Former IAS officer Shah Faesal, who quit the service recently, shared his future plans, saying he would not join any mainstream political parties “as of now”, or the separatist Hurriyat Conference, but would be happy to contest the upcoming parliamentary elections.
The 2010-batch officer said he was deeply inspired by the style of politics of Pakistan Prime Minister Imran Khan and Delhi Chief Minister Arvind Kejriwal, but the “situation” in Jammu and Kashmir would not allow him to pursue politics in their style.
“As of now, I do not have any plans to join any existing mainstream political party. I plan to go to the field, listen to the ground, to the youngsters and important stakeholders and then take a decision,” he told reporters here.
“I am deeply inspired by Imran Khan and Arvind Kejriwal. But, we know we are operating in a conflict zone and it is not very easy for us to work in that space, a space which has lost legitimacy in the last few years.
“I wish if the youngsters of the state give me that kind of opportunity, I will be happy to do a retake of Imran Khan and Kejriwal,” Faesal added.
He said he would be holding consultations with all stakeholders, including political parties, before taking the next step. “In Kashmir, we need to come together. We are in a crisis situation. It is not the time to do politics on the graves of the people.”
Asked if he would be contesting the elections, Faesal said, “I will be happy to contest the upcoming elections. In fact, I believe parliament and legislature are an important space and we need well-meaning and right people there.”
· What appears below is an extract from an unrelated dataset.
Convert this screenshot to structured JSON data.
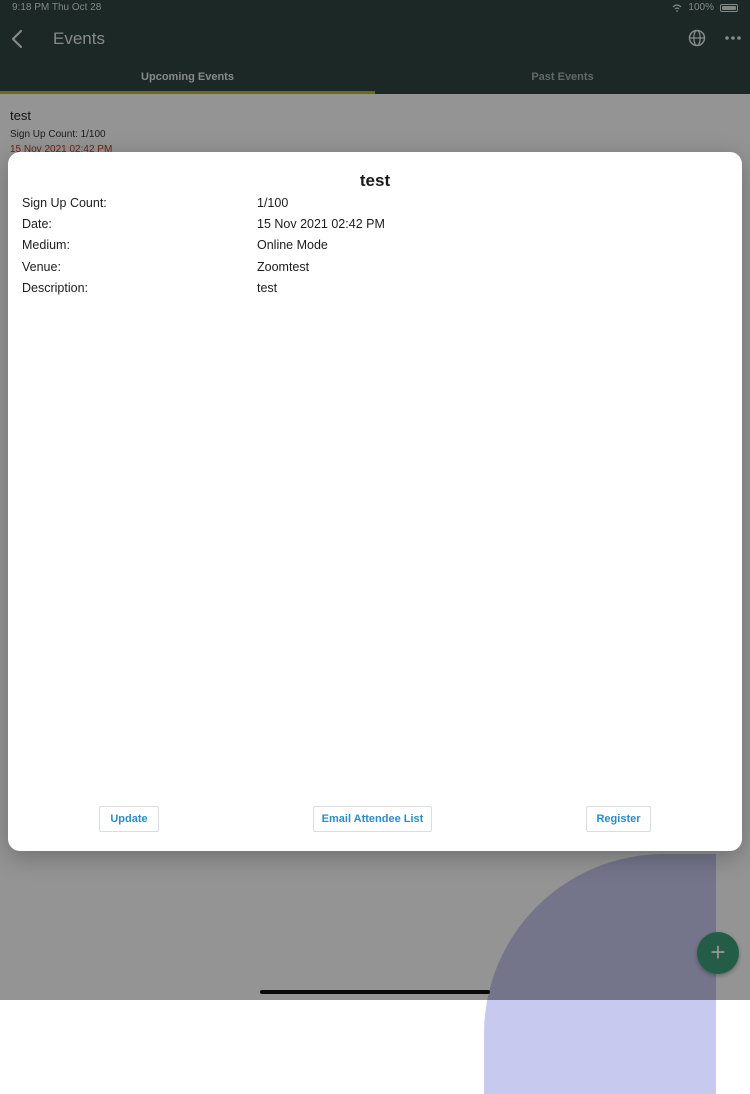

He said in recent years, due to the “delegitimising” of electoral politics because of the way it has been conducted, youth are not attracted to it. “We need to change that. I wish to use Parliament for engagement, for bringing solutions to our problems.”
On a question about the possibility of him joining the Hurriyat, Faesal said he would not do so as he cannot put to use his expertise in that forum.
“I am a man from the system and I have experience and my specialisation is in governance… I will be happy to do something in the institutions where I can use my experience as an administrator. I wish I could do that elsewhere as well, but because the Hurriyat does not give me that kind of opportunity, very rightly because Hurriyat does not believe in electoral politics. So, I think at this moment I may not be able to do that,” he said.
However, he said it was wrong to assume the Hurriyat has no role in achieving resolution of the Kashmir problem. He also said phrases such as ‘azaadi’, right to self-determination and plebiscite should not be seen as taboo words in mainstream politics.
“We have this political discourse and there are certain taboo words … we should not talk about azaadi, we should not talk about plebiscite… all these, which are not actually taboo words.”
“Let mainstream politics actually open its eyes to that vocabulary and re-imagine,” he said.
“We have got politicians to deal with municipal problems and military to deal with political problem. I think that is a problem itself. We need to open the space for the politicians and leave other things to those who need to be doing it,” he added.
In response to a question about the timing of his resignation, Faesal said he did it at the right time. “Resignation is a weapon which can be used only once and I think I have used it at the right time.”
Faesal said his new initiative of peace-building should not be seen as an alternative to the existing parties, but an addition.
He said his resignation from the IAS has nothing to do with the factors within the service, but factors external to it and the environment in which he was working there.
“The service has given me an opportunity to understand the development problems of the state and serve the people at the grassroots level. I will always be a proud ex-member of the service,” he said.
He said that over the last few years, in the state and the rest of the country, there have been circumstances that made him realise that this is the time to speak up.
“By the resignation, I am putting across a small act of defiance to remind the Central Government of its responsibilities towards the people of JK. I am resigning to protest the lack of political initiative to assuage the hurt feelings of the people of Kashmir.”
Faesal said in recent years, there have been serious attacks on the special status of Jammu and Kashmir.
“The constitutional arrangement which exists between the state of Jammu and Kashmir and the Union of India under Articles 370 and 35-A have been constantly invoked for electoral gains”.
He also accused the Centre of failure to facilitate the homecoming of Kashmiri Pandits, “an important element of our diverse culture”.
Faesal also spoke about “lack” of initiative for bringing peace to border residents, especially in Jammu, R S Pura, Poonch and Rajouri.
He said the rise of “lynch mob nationalism” in the last few years has led to the extreme marginalisation of minorities — both political and religious — in the country.
“The other thing that has led to me being disgruntled is the curbs placed on the free speech of individuals in the country and the culture of hate and intolerance used to win elections.”
Faesal said due to the service conduct rules, it would not have been possible for him to speak out. “Today I’m feeling extremely relieved. I’m free now.”